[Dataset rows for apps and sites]
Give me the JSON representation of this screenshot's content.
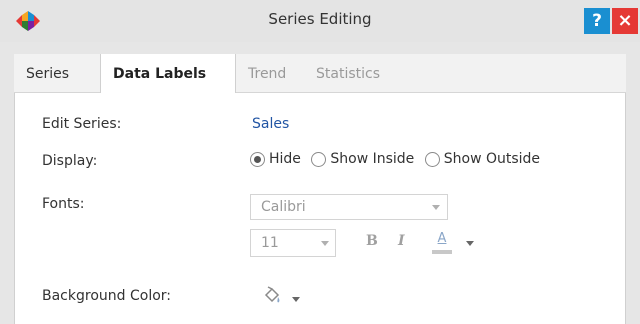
{
  "window": {
    "title": "Series Editing",
    "help_label": "?",
    "close_label": "×"
  },
  "tabs": [
    {
      "label": "Series",
      "state": "normal"
    },
    {
      "label": "Data Labels",
      "state": "active"
    },
    {
      "label": "Trend",
      "state": "disabled"
    },
    {
      "label": "Statistics",
      "state": "disabled"
    }
  ],
  "form": {
    "edit_series_label": "Edit Series:",
    "edit_series_value": "Sales",
    "display_label": "Display:",
    "display_options": [
      {
        "label": "Hide",
        "checked": true
      },
      {
        "label": "Show Inside",
        "checked": false
      },
      {
        "label": "Show Outside",
        "checked": false
      }
    ],
    "fonts_label": "Fonts:",
    "font_family": "Calibri",
    "font_size": "11",
    "bold_label": "B",
    "italic_label": "I",
    "font_color_label": "A",
    "background_color_label": "Background Color:"
  },
  "colors": {
    "help_button": "#1a8fd1",
    "close_button": "#e53935",
    "link": "#2255a4"
  },
  "icons": {
    "logo": "app-logo-icon",
    "background_color": "paint-bucket-icon",
    "dropdown": "chevron-down-icon"
  }
}
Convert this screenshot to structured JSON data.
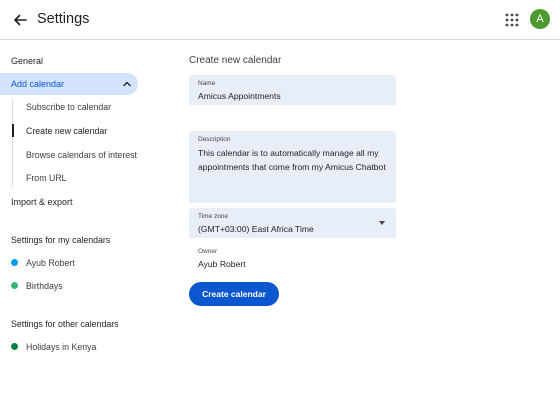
{
  "header": {
    "title": "Settings",
    "avatar_letter": "A",
    "avatar_color": "#4c9b2e"
  },
  "sidebar": {
    "general": "General",
    "add_calendar": "Add calendar",
    "sub_items": [
      "Subscribe to calendar",
      "Create new calendar",
      "Browse calendars of interest",
      "From URL"
    ],
    "import_export": "Import & export",
    "my_calendars_heading": "Settings for my calendars",
    "my_calendars": [
      {
        "label": "Ayub Robert",
        "color": "#039be5"
      },
      {
        "label": "Birthdays",
        "color": "#33b679"
      }
    ],
    "other_calendars_heading": "Settings for other calendars",
    "other_calendars": [
      {
        "label": "Holidays in Kenya",
        "color": "#0b8043"
      }
    ]
  },
  "form": {
    "heading": "Create new calendar",
    "name_label": "Name",
    "name_value": "Amicus Appointments",
    "description_label": "Description",
    "description_value": "This calendar is to automatically manage all my appointments that come from my Amicus Chatbot",
    "timezone_label": "Time zone",
    "timezone_value": "(GMT+03:00) East Africa Time",
    "owner_label": "Owner",
    "owner_value": "Ayub Robert",
    "submit_label": "Create calendar"
  },
  "colors": {
    "accent": "#0b57d0",
    "active_bg": "#d3e3fd",
    "field_bg": "#e8eef8"
  }
}
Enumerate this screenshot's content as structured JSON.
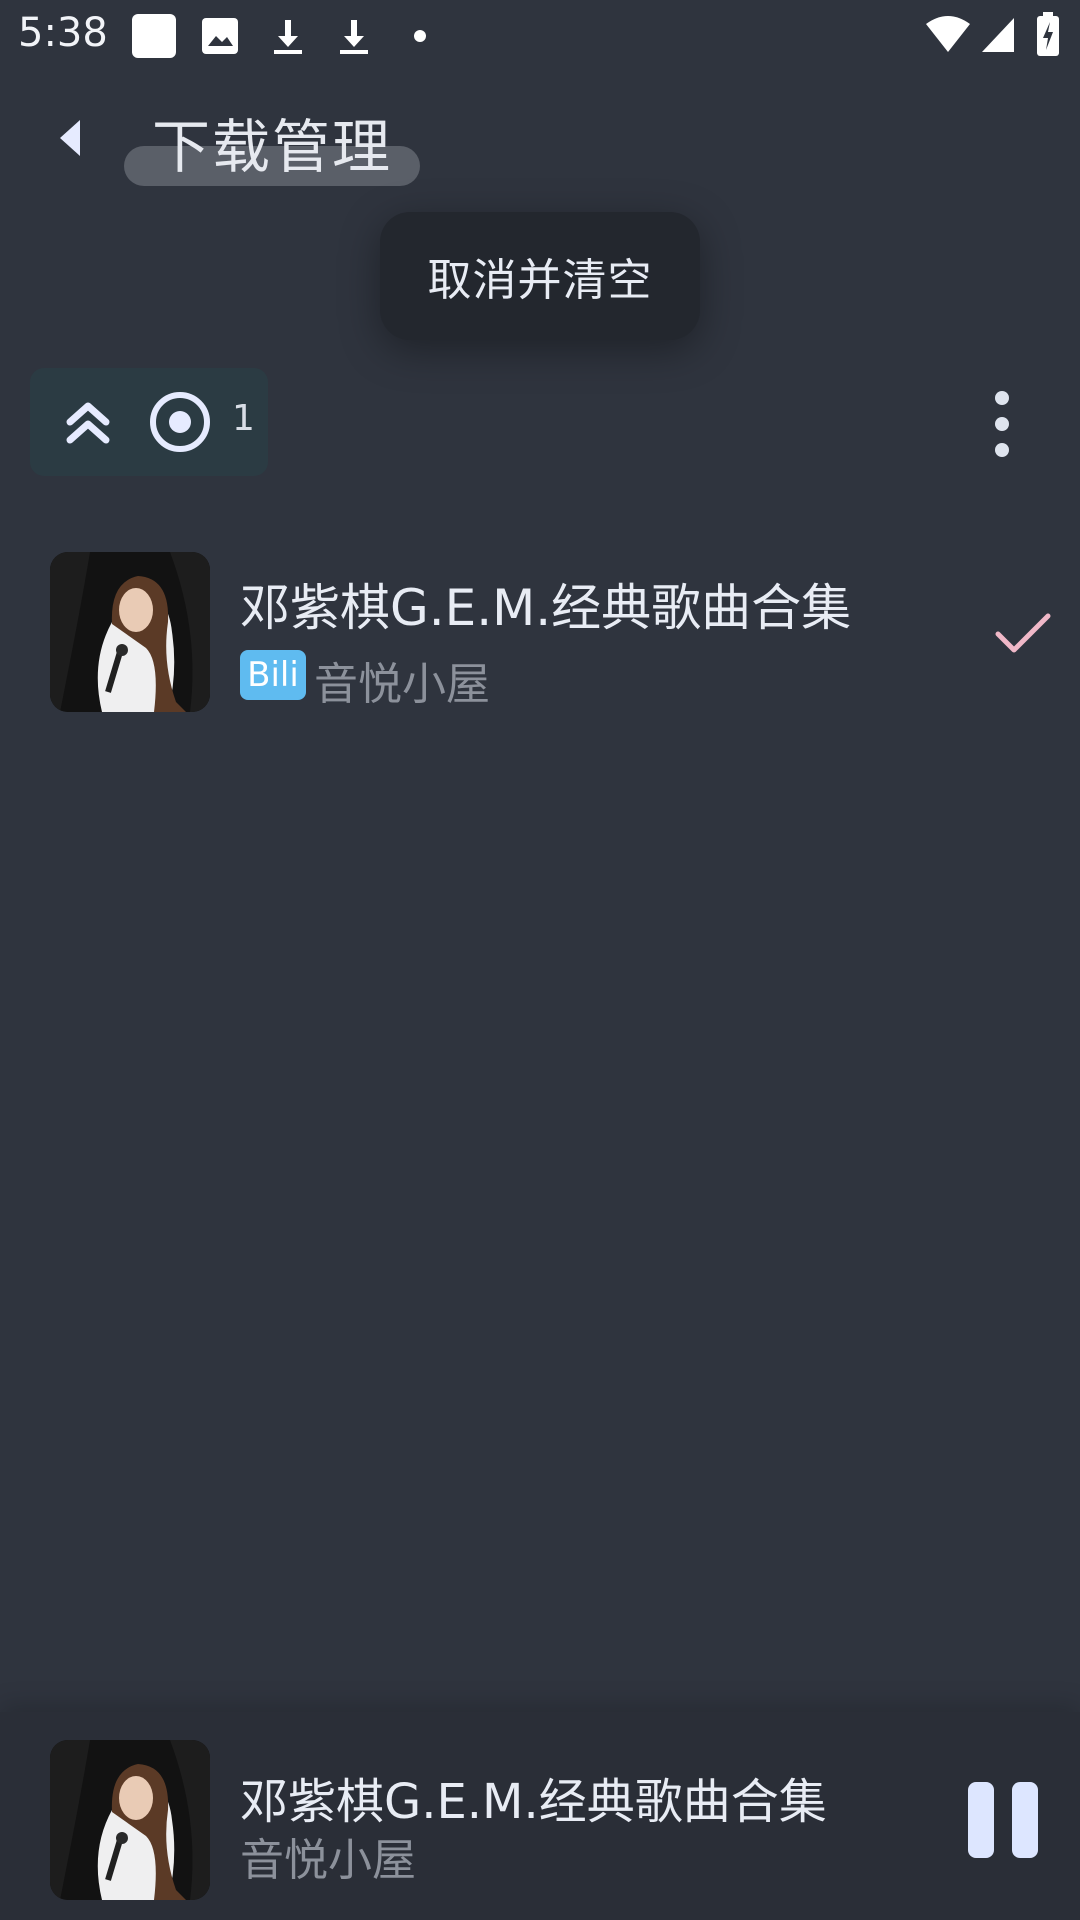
{
  "status_bar": {
    "time": "5:38",
    "icons": [
      "app-square-icon",
      "image-icon",
      "download-icon",
      "download-icon",
      "dot-icon",
      "wifi-icon",
      "signal-icon",
      "battery-charging-icon"
    ]
  },
  "header": {
    "title": "下载管理",
    "back_icon": "chevron-left-icon"
  },
  "popup": {
    "label": "取消并清空"
  },
  "filter_chip": {
    "up_icon": "double-chevron-up-icon",
    "radio_icon": "radio-icon",
    "count": "1"
  },
  "more_icon": "more-vertical-icon",
  "downloads": [
    {
      "title": "邓紫棋G.E.M.经典歌曲合集",
      "source_badge": "Bili",
      "author": "音悦小屋",
      "status_icon": "check-icon"
    }
  ],
  "player": {
    "title": "邓紫棋G.E.M.经典歌曲合集",
    "artist": "音悦小屋",
    "control_icon": "pause-icon"
  },
  "colors": {
    "background": "#2f343e",
    "chip": "#2b3b43",
    "badge": "#5fbbf0",
    "check": "#f0b8c8",
    "pause": "#dde6ff"
  }
}
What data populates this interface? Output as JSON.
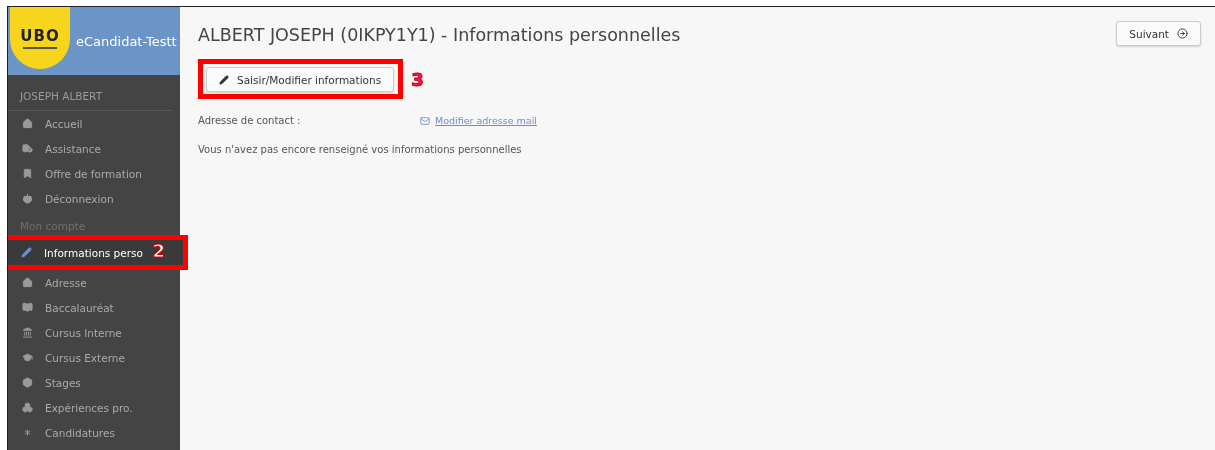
{
  "app": {
    "logo": "UBO",
    "title": "eCandidat-Testt"
  },
  "sidebar": {
    "user": "JOSEPH ALBERT",
    "groups": [
      {
        "items": [
          {
            "label": "Accueil",
            "selected": false
          },
          {
            "label": "Assistance",
            "selected": false
          },
          {
            "label": "Offre de formation",
            "selected": false
          },
          {
            "label": "Déconnexion",
            "selected": false
          }
        ]
      },
      {
        "heading": "Mon compte",
        "items": [
          {
            "label": "Informations perso",
            "selected": true,
            "callout": "2"
          },
          {
            "label": "Adresse",
            "selected": false
          },
          {
            "label": "Baccalauréat",
            "selected": false
          },
          {
            "label": "Cursus Interne",
            "selected": false
          },
          {
            "label": "Cursus Externe",
            "selected": false
          },
          {
            "label": "Stages",
            "selected": false
          },
          {
            "label": "Expériences pro.",
            "selected": false
          },
          {
            "label": "Candidatures",
            "selected": false
          }
        ]
      }
    ]
  },
  "main": {
    "title": "ALBERT JOSEPH (0IKPY1Y1) - Informations personnelles",
    "next_button": "Suivant",
    "edit_button": {
      "label": "Saisir/Modifier informations",
      "callout": "3"
    },
    "contact_label": "Adresse de contact :",
    "contact_link": "Modifier adresse mail",
    "message": "Vous n'avez pas encore renseigné vos informations personnelles"
  }
}
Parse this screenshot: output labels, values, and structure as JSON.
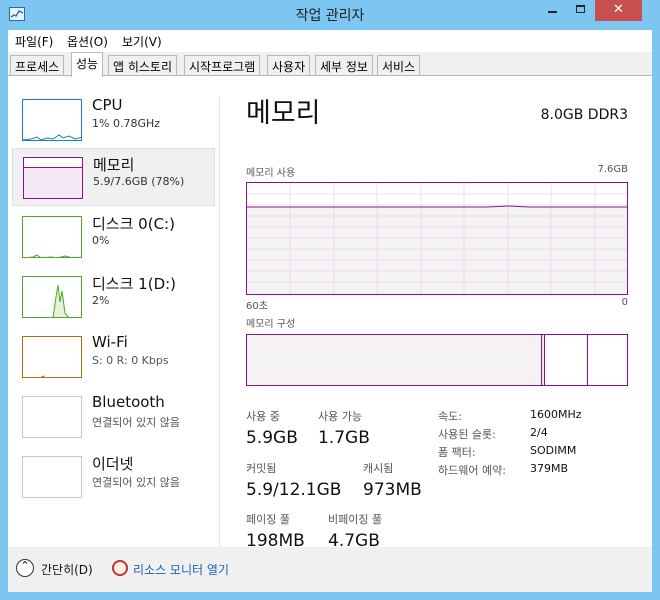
{
  "window": {
    "title": "작업 관리자",
    "close_glyph": "✕",
    "icons": {
      "app": "task-manager-icon",
      "min": "minimize-icon",
      "max": "maximize-icon",
      "close": "close-icon"
    }
  },
  "menu": [
    "파일(F)",
    "옵션(O)",
    "보기(V)"
  ],
  "tabs": [
    "프로세스",
    "성능",
    "앱 히스토리",
    "시작프로그램",
    "사용자",
    "세부 정보",
    "서비스"
  ],
  "active_tab": "성능",
  "sidebar": [
    {
      "title": "CPU",
      "sub": "1% 0.78GHz",
      "color": "#1a7fc1",
      "icon": "cpu-graph"
    },
    {
      "title": "메모리",
      "sub": "5.9/7.6GB (78%)",
      "color": "#8b128b",
      "icon": "memory-graph",
      "selected": true
    },
    {
      "title": "디스크 0(C:)",
      "sub": "0%",
      "color": "#4da82b",
      "icon": "disk-graph"
    },
    {
      "title": "디스크 1(D:)",
      "sub": "2%",
      "color": "#4da82b",
      "icon": "disk-graph"
    },
    {
      "title": "Wi-Fi",
      "sub": "S: 0  R: 0 Kbps",
      "color": "#a7720d",
      "icon": "network-graph"
    },
    {
      "title": "Bluetooth",
      "sub": "연결되어 있지 않음",
      "color": "#999999",
      "icon": "network-graph"
    },
    {
      "title": "이더넷",
      "sub": "연결되어 있지 않음",
      "color": "#999999",
      "icon": "network-graph"
    }
  ],
  "main": {
    "title": "메모리",
    "spec": "8.0GB DDR3",
    "usage_label": "메모리 사용",
    "usage_max": "7.6GB",
    "time_left": "60초",
    "time_right": "0",
    "composition_label": "메모리 구성",
    "usage_fraction": 0.78,
    "accent_color": "#8b128b"
  },
  "stats": {
    "in_use_label": "사용 중",
    "in_use": "5.9GB",
    "available_label": "사용 가능",
    "available": "1.7GB",
    "committed_label": "커밋됨",
    "committed": "5.9/12.1GB",
    "cached_label": "캐시됨",
    "cached": "973MB",
    "paged_label": "페이징 풀",
    "paged": "198MB",
    "nonpaged_label": "비페이징 풀",
    "nonpaged": "4.7GB"
  },
  "specs": [
    {
      "key": "속도:",
      "value": "1600MHz"
    },
    {
      "key": "사용된 슬롯:",
      "value": "2/4"
    },
    {
      "key": "폼 팩터:",
      "value": "SODIMM"
    },
    {
      "key": "하드웨어 예약:",
      "value": "379MB"
    }
  ],
  "footer": {
    "collapse": "간단히(D)",
    "resource_monitor": "리소스 모니터 열기",
    "icons": {
      "collapse": "chevron-up-icon",
      "resource_monitor": "resource-monitor-icon"
    }
  }
}
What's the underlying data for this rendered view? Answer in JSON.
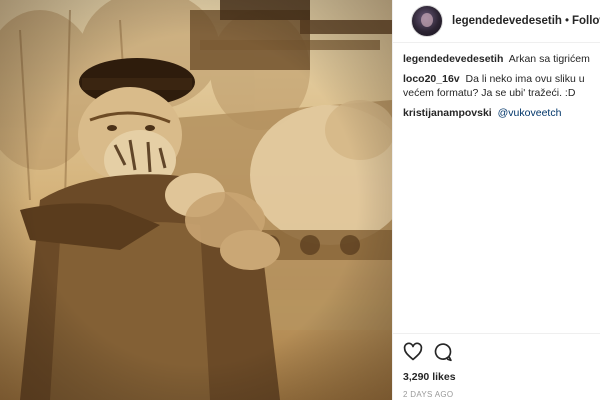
{
  "post": {
    "username": "legendedevedesetih",
    "separator": "•",
    "follow_label": "Following",
    "photo_alt": "Arkan sa tigrićem"
  },
  "comments": [
    {
      "author": "legendedevedesetih",
      "text": "Arkan sa tigrićem",
      "mention": ""
    },
    {
      "author": "loco20_16v",
      "text": "Da li neko ima ovu sliku u većem formatu? Ja se ubi' tražeći. :D",
      "mention": ""
    },
    {
      "author": "kristijanampovski",
      "text": "",
      "mention": "@vukoveetch"
    }
  ],
  "actions": {
    "like_icon": "heart-icon",
    "comment_icon": "comment-bubble-icon",
    "likes": "3,290 likes",
    "timestamp": "2 DAYS AGO"
  },
  "colors": {
    "photo_sepia": "#c9a86f",
    "mention": "#003569",
    "border": "#efefef",
    "muted": "#999999"
  }
}
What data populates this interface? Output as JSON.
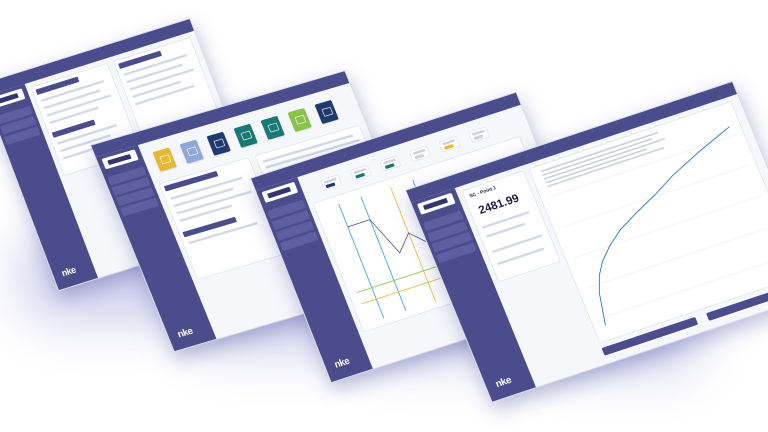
{
  "colors": {
    "brand": "#4a4c8c",
    "accent": "#1f6fb3",
    "tile_yellow": "#e5b933",
    "tile_lightblue": "#8fa8d9",
    "tile_navy": "#1f3b6d",
    "tile_teal": "#1a7a73",
    "tile_green": "#88c24a"
  },
  "brand": {
    "name": "nke",
    "subtitle": "DEMO"
  },
  "screen4": {
    "panel_title": "SC - Point 1",
    "value": "2481.99"
  },
  "icons": [
    "logo-icon",
    "tile-icon",
    "chart-icon"
  ]
}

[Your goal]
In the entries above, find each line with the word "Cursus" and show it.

[Written answer]
            "label": "Cursus Interne",
            "label": "Cursus Externe",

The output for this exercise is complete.